This is the most often heard response when you express your concerns. Guess what, yes, you can. But it sucks. It means leaving something you just built behind again! Unless you know full well, that you are not going to stay somewhere for a while — but that means all you do is half-assed. You never make that house a home.

Ask yourself if it is really worth your time, if you will be abandoning it in a year or two.

Different Cultures = Different Values

Living in different countries means dealing with different cultures. Slovenia is one of the rare European countries that still enforces 8 hour working days with a 30 minute (paid) lunch break. Here, it is possible to go to work early (e.g. 7am) and come home at 3pm. Basically, that means it is possible to have a life outside of work. For example, in the States, it is mostly expected that you work from 9am to 7pm. It is normal (we are talking high value-added positions, of course). I cannot imagine how parents get to spend any time at all with their children under this regime.

Having said that, it does not imply that having a similar job in Slovenia is easy. Or that you will never stay in the office late. Or work at home. But our mindset is more relaxed, more family oriented. As I matured, I believe my focus (in searching) shifted to companies that respect this and support employees starting families (a little counter-intuitive) and understand that (constantly working) 9-10 hours a day does not mean you are more productive.

Putting my money where my mouth is

I had an offer, with an amazing pay-check associated with it. It would require me to move to a different country, and my girlfriend said she would be willing to move with me. I was [ ] close to signing the contract and then something happened that made me re-evaluate the decision.
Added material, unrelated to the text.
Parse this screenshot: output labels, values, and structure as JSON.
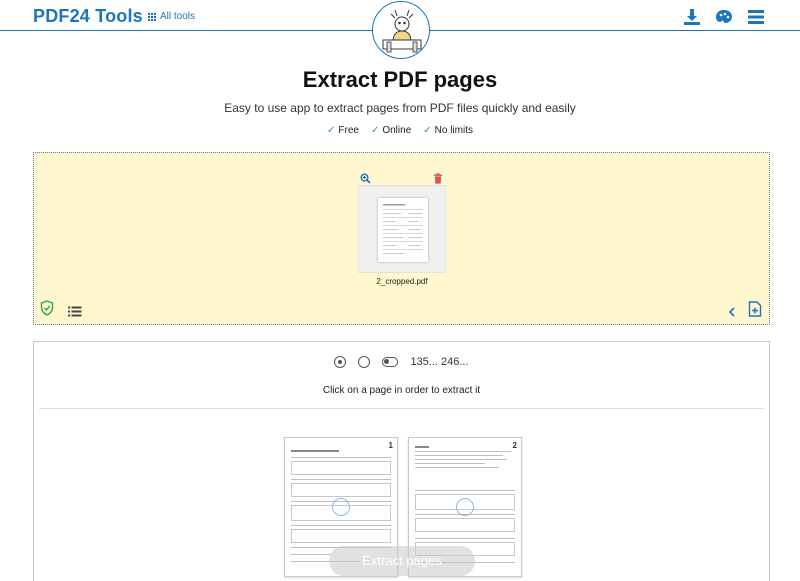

I decided that, for me, being close to my family and friends is more important than the inherent monetary gain.

In the end, it was not a decision based on, as Boštjan postulates, the global orientation of a company versus a local impact, or the economic situation of Slovenia, but a decision of whether I am comfortable in leaving those I care about the most, behind to make some more money.

I decided it wasn’t. For me at least. That’s not to say that for someone else, it might be.